(Website and app data records)
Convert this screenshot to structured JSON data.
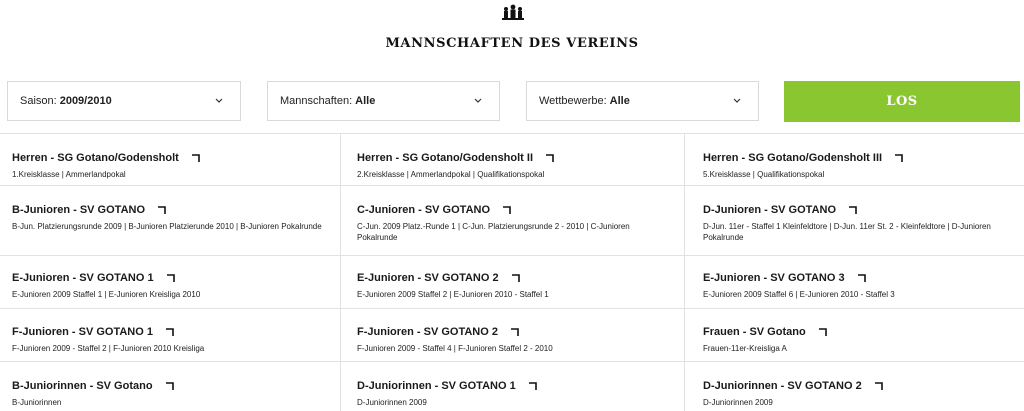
{
  "header": {
    "icon": "team-icon",
    "title": "MANNSCHAFTEN DES VEREINS"
  },
  "filters": {
    "season": {
      "label": "Saison:",
      "value": "2009/2010"
    },
    "teams": {
      "label": "Mannschaften:",
      "value": "Alle"
    },
    "competitions": {
      "label": "Wettbewerbe:",
      "value": "Alle"
    },
    "submit_label": "LOS",
    "accent_color": "#8ac630"
  },
  "teams": [
    {
      "name": "Herren - SG Gotano/Godensholt",
      "competitions": "1.Kreisklasse | Ammerlandpokal"
    },
    {
      "name": "Herren - SG Gotano/Godensholt II",
      "competitions": "2.Kreisklasse | Ammerlandpokal | Qualifikationspokal"
    },
    {
      "name": "Herren - SG Gotano/Godensholt III",
      "competitions": "5.Kreisklasse | Qualifikationspokal"
    },
    {
      "name": "B-Junioren - SV GOTANO",
      "competitions": "B-Jun. Platzierungsrunde 2009 | B-Junioren Platzierunde 2010 | B-Junioren Pokalrunde"
    },
    {
      "name": "C-Junioren - SV GOTANO",
      "competitions": "C-Jun. 2009 Platz.-Runde 1 | C-Jun. Platzierungsrunde 2 - 2010 | C-Junioren Pokalrunde"
    },
    {
      "name": "D-Junioren - SV GOTANO",
      "competitions": "D-Jun. 11er - Staffel 1 Kleinfeldtore | D-Jun. 11er St. 2 - Kleinfeldtore | D-Junioren Pokalrunde"
    },
    {
      "name": "E-Junioren - SV GOTANO 1",
      "competitions": "E-Junioren 2009 Staffel 1 | E-Junioren Kreisliga 2010"
    },
    {
      "name": "E-Junioren - SV GOTANO 2",
      "competitions": "E-Junioren 2009 Staffel 2 | E-Junioren 2010 - Staffel 1"
    },
    {
      "name": "E-Junioren - SV GOTANO 3",
      "competitions": "E-Junioren 2009 Staffel 6 | E-Junioren 2010 - Staffel 3"
    },
    {
      "name": "F-Junioren - SV GOTANO 1",
      "competitions": "F-Junioren 2009 - Staffel 2 | F-Junioren 2010 Kreisliga"
    },
    {
      "name": "F-Junioren - SV GOTANO 2",
      "competitions": "F-Junioren 2009 - Staffel 4 | F-Junioren Staffel 2 - 2010"
    },
    {
      "name": "Frauen - SV Gotano",
      "competitions": "Frauen-11er-Kreisliga A"
    },
    {
      "name": "B-Juniorinnen - SV Gotano",
      "competitions": "B-Juniorinnen"
    },
    {
      "name": "D-Juniorinnen - SV GOTANO 1",
      "competitions": "D-Juniorinnen 2009"
    },
    {
      "name": "D-Juniorinnen - SV GOTANO 2",
      "competitions": "D-Juniorinnen 2009"
    }
  ]
}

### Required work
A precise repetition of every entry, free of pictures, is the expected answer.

### Reply
Convert this screenshot to structured JSON data.
{
  "header": {
    "icon": "team-icon",
    "title": "MANNSCHAFTEN DES VEREINS"
  },
  "filters": {
    "season": {
      "label": "Saison:",
      "value": "2009/2010"
    },
    "teams": {
      "label": "Mannschaften:",
      "value": "Alle"
    },
    "competitions": {
      "label": "Wettbewerbe:",
      "value": "Alle"
    },
    "submit_label": "LOS",
    "accent_color": "#8ac630"
  },
  "teams": [
    {
      "name": "Herren - SG Gotano/Godensholt",
      "competitions": "1.Kreisklasse | Ammerlandpokal"
    },
    {
      "name": "Herren - SG Gotano/Godensholt II",
      "competitions": "2.Kreisklasse | Ammerlandpokal | Qualifikationspokal"
    },
    {
      "name": "Herren - SG Gotano/Godensholt III",
      "competitions": "5.Kreisklasse | Qualifikationspokal"
    },
    {
      "name": "B-Junioren - SV GOTANO",
      "competitions": "B-Jun. Platzierungsrunde 2009 | B-Junioren Platzierunde 2010 | B-Junioren Pokalrunde"
    },
    {
      "name": "C-Junioren - SV GOTANO",
      "competitions": "C-Jun. 2009 Platz.-Runde 1 | C-Jun. Platzierungsrunde 2 - 2010 | C-Junioren Pokalrunde"
    },
    {
      "name": "D-Junioren - SV GOTANO",
      "competitions": "D-Jun. 11er - Staffel 1 Kleinfeldtore | D-Jun. 11er St. 2 - Kleinfeldtore | D-Junioren Pokalrunde"
    },
    {
      "name": "E-Junioren - SV GOTANO 1",
      "competitions": "E-Junioren 2009 Staffel 1 | E-Junioren Kreisliga 2010"
    },
    {
      "name": "E-Junioren - SV GOTANO 2",
      "competitions": "E-Junioren 2009 Staffel 2 | E-Junioren 2010 - Staffel 1"
    },
    {
      "name": "E-Junioren - SV GOTANO 3",
      "competitions": "E-Junioren 2009 Staffel 6 | E-Junioren 2010 - Staffel 3"
    },
    {
      "name": "F-Junioren - SV GOTANO 1",
      "competitions": "F-Junioren 2009 - Staffel 2 | F-Junioren 2010 Kreisliga"
    },
    {
      "name": "F-Junioren - SV GOTANO 2",
      "competitions": "F-Junioren 2009 - Staffel 4 | F-Junioren Staffel 2 - 2010"
    },
    {
      "name": "Frauen - SV Gotano",
      "competitions": "Frauen-11er-Kreisliga A"
    },
    {
      "name": "B-Juniorinnen - SV Gotano",
      "competitions": "B-Juniorinnen"
    },
    {
      "name": "D-Juniorinnen - SV GOTANO 1",
      "competitions": "D-Juniorinnen 2009"
    },
    {
      "name": "D-Juniorinnen - SV GOTANO 2",
      "competitions": "D-Juniorinnen 2009"
    }
  ]
}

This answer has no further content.